Forensic accountants must be able to effectively question suspected white-collar criminals; this style of interviewing is very different from the usual question and answer session with a client. …

The rest of this article is only available to active members of Questia

Sign up now for a free, 1-day trial and receive full access to:

  • Questia's entire collection
  • Automatic bibliography creation
  • More helpful research tools like notes, citations, and highlights
  • A full archive of books and articles related to this one
  • Ad-free environment

Already a member? Log in now.

Notes for this article

Add a new note
If you are trying to select text to create highlights or citations, remember that you must now click or tap on the first word, and then click or tap on the last word.
One moment ...
Default project is now your active project.
Project items

Items saved from this article

This article has been saved
Highlights (0)
Some of your highlights are legacy items.

Highlights saved before July 30, 2012 will not be displayed on their respective source pages.

You can easily re-create the highlights by opening the book page or article, selecting the text, and clicking “Highlight.”

Citations (0)
Some of your citations are legacy items.

Any citation created before July 30, 2012 will labeled as a “Cited page.” New citations will be saved as cited passages, pages or articles.

We also added the ability to view new citations from your projects or the book or article where you created them.

Notes (0)
Bookmarks (0)

You have no saved items from this article

Project items include:
  • Saved book/article
  • Highlights
  • Quotes/citations
  • Notes
  • Bookmarks
Notes
Cite this article

Cited article

Style
Citations are available only to our active members.
Sign up now to cite pages or passages in MLA, APA and Chicago citation styles.

(Einhorn, 1992, p. 25)

(Einhorn 25)

1

1. Lois J. Einhorn, Abraham Lincoln, the Orator: Penetrating the Lincoln Legend (Westport, CT: Greenwood Press, 1992), 25, http://www.questia.com/read/27419298.

Cited article

Forensic Accounting
Settings

Settings

Typeface
Text size Smaller Larger Reset View mode
Search within

Search within this article

Look up

Look up a word

  • Dictionary
  • Thesaurus
Please submit a word or phrase above.
Print this page

Print this page

Why can't I print more than one page at a time?

Help
Full screen

matching results for page

    Questia reader help

    How to highlight and cite specific passages

    1. Click or tap the first word you want to select.
    2. Click or tap the last word you want to select, and you’ll see everything in between get selected.
    3. You’ll then get a menu of options like creating a highlight or a citation from that passage of text.

    OK, got it!

    Cited passage

    Style
    Citations are available only to our active members.
    Sign up now to cite pages or passages in MLA, APA and Chicago citation styles.

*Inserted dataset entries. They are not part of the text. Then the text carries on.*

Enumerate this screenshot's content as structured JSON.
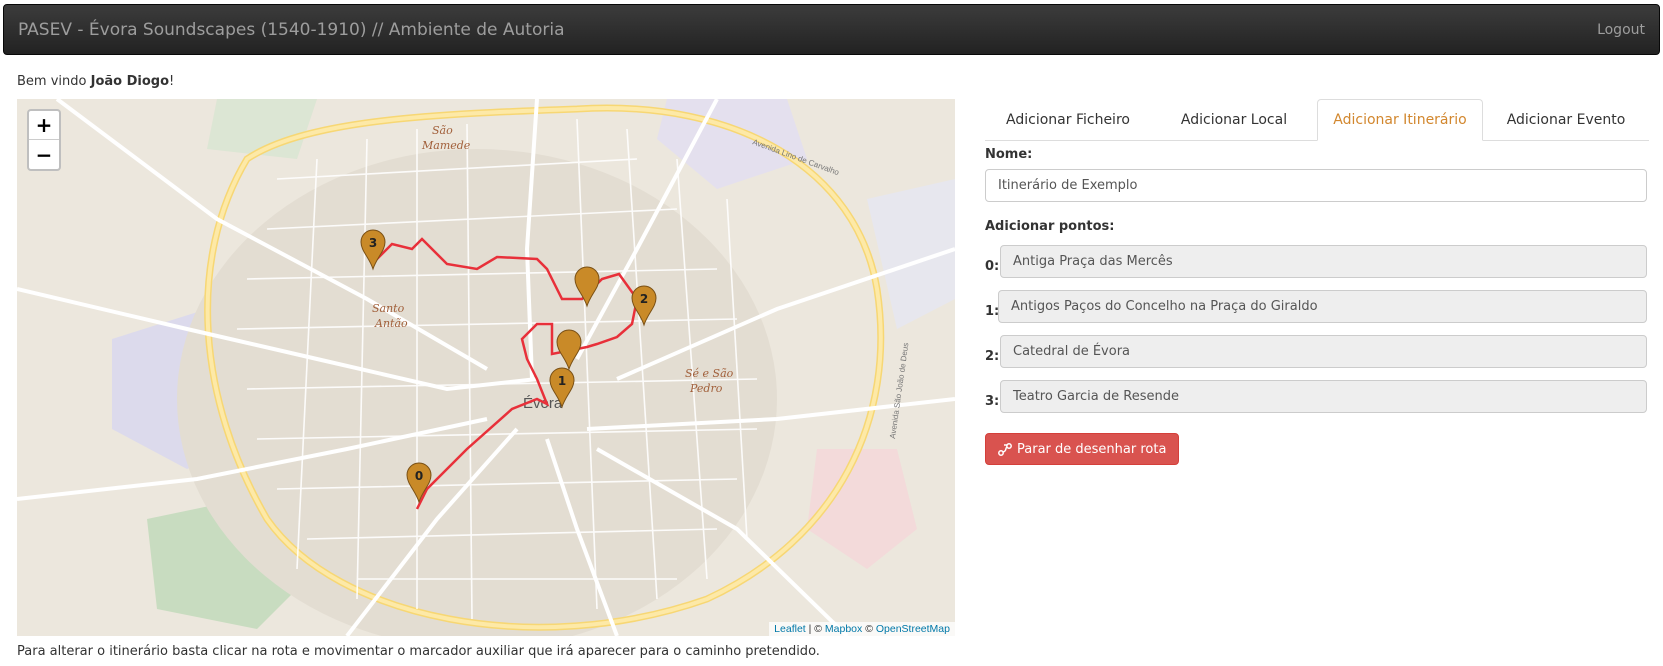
{
  "navbar": {
    "title": "PASEV - Évora Soundscapes (1540-1910) // Ambiente de Autoria",
    "logout": "Logout"
  },
  "welcome": {
    "prefix": "Bem vindo ",
    "user": "João Diogo",
    "suffix": "!"
  },
  "map": {
    "zoom_in": "+",
    "zoom_out": "−",
    "place_labels": {
      "sao_mamede_1": "São",
      "sao_mamede_2": "Mamede",
      "santo_antao_1": "Santo",
      "santo_antao_2": "Antão",
      "evora": "Évora",
      "se_sao_pedro_1": "Sé e São",
      "se_sao_pedro_2": "Pedro",
      "avenida_1": "Avenida São João de Deus",
      "avenida_2": "Avenida Lino de Carvalho"
    },
    "markers": [
      "0",
      "1",
      "2",
      "3"
    ],
    "attribution": {
      "leaflet": "Leaflet",
      "sep": " | © ",
      "mapbox": "Mapbox",
      "sep2": " © ",
      "osm": "OpenStreetMap"
    },
    "route_color": "#e8303a",
    "marker_color": "#c98a28"
  },
  "footnote": "Para alterar o itinerário basta clicar na rota e movimentar o marcador auxiliar que irá aparecer para o caminho pretendido.",
  "tabs": [
    {
      "label": "Adicionar Ficheiro"
    },
    {
      "label": "Adicionar Local"
    },
    {
      "label": "Adicionar Itinerário"
    },
    {
      "label": "Adicionar Evento"
    }
  ],
  "form": {
    "nome_label": "Nome:",
    "nome_value": "Itinerário de Exemplo",
    "pontos_label": "Adicionar pontos:",
    "points": [
      {
        "num": "0:",
        "value": "Antiga Praça das Mercês"
      },
      {
        "num": "1:",
        "value": "Antigos Paços do Concelho na Praça do Giraldo"
      },
      {
        "num": "2:",
        "value": "Catedral de Évora"
      },
      {
        "num": "3:",
        "value": "Teatro Garcia de Resende"
      }
    ],
    "stop_button": "Parar de desenhar rota"
  },
  "colors": {
    "accent": "#d2872e",
    "danger": "#d9534f"
  }
}
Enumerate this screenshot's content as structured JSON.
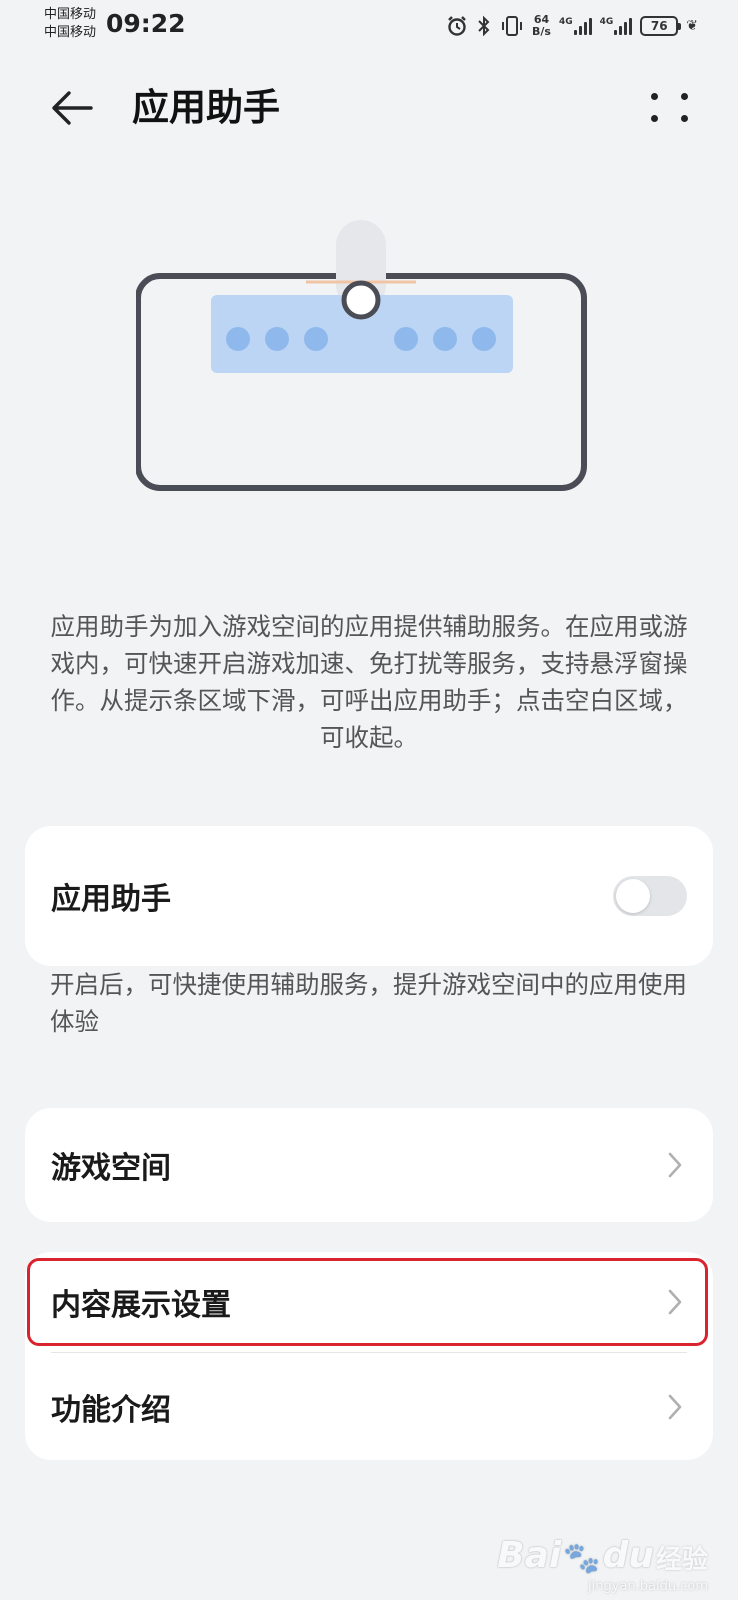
{
  "status_bar": {
    "carrier_1": "中国移动",
    "carrier_2": "中国移动",
    "time": "09:22",
    "net_speed_value": "64",
    "net_speed_unit": "B/s",
    "signal_1_label": "4G",
    "signal_2_label": "4G",
    "battery": "76",
    "icons": [
      "alarm-icon",
      "bluetooth-icon",
      "vibrate-icon",
      "signal-icon",
      "battery-icon",
      "leaf-icon"
    ]
  },
  "header": {
    "title": "应用助手",
    "back_icon": "arrow-left-icon",
    "more_icon": "more-dots-icon"
  },
  "illustration": {
    "colors": {
      "frame": "#4a4d55",
      "panel": "#b9d3f3",
      "dot": "#8db8ec",
      "handle": "#e3e5e8",
      "line": "#f0c4a4"
    }
  },
  "description": "应用助手为加入游戏空间的应用提供辅助服务。在应用或游戏内，可快速开启游戏加速、免打扰等服务，支持悬浮窗操作。从提示条区域下滑，可呼出应用助手；点击空白区域，可收起。",
  "assistant_card": {
    "label": "应用助手",
    "toggle_on": false
  },
  "assistant_hint": "开启后，可快捷使用辅助服务，提升游戏空间中的应用使用体验",
  "menu": {
    "game_space": "游戏空间",
    "content_display": "内容展示设置",
    "feature_intro": "功能介绍"
  },
  "colors": {
    "background": "#f1f3f5",
    "card": "#ffffff",
    "highlight": "#d9242f",
    "toggle_off": "#e3e5e8"
  },
  "watermark": {
    "brand": "Bai",
    "brand_suffix": "du",
    "cn": "经验",
    "sub": "jingyan.baidu.com"
  }
}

    "Portraying himself as an honest, ordinary person helped Lincoln identify with his audiences." (Einhorn, 1992, p. 25).

    "Portraying himself as an honest, ordinary person helped Lincoln identify with his audiences." (Einhorn 25)

    "Portraying himself as an honest, ordinary person helped Lincoln identify with his audiences."1

    1. Lois J. Einhorn, Abraham Lincoln, the Orator: Penetrating the Lincoln Legend (Westport, CT: Greenwood Press, 1992), 25, http://www.questia.com/read/27419298.

    Cited passage

    Thanks for trying Questia!

    Please continue trying out our research tools, but please note, full functionality is available only to our active members.

    Your work will be lost once you leave this Web page.

    For full access in an ad-free environment, sign up now for a FREE, 1-day trial.

    Already a member? Log in now.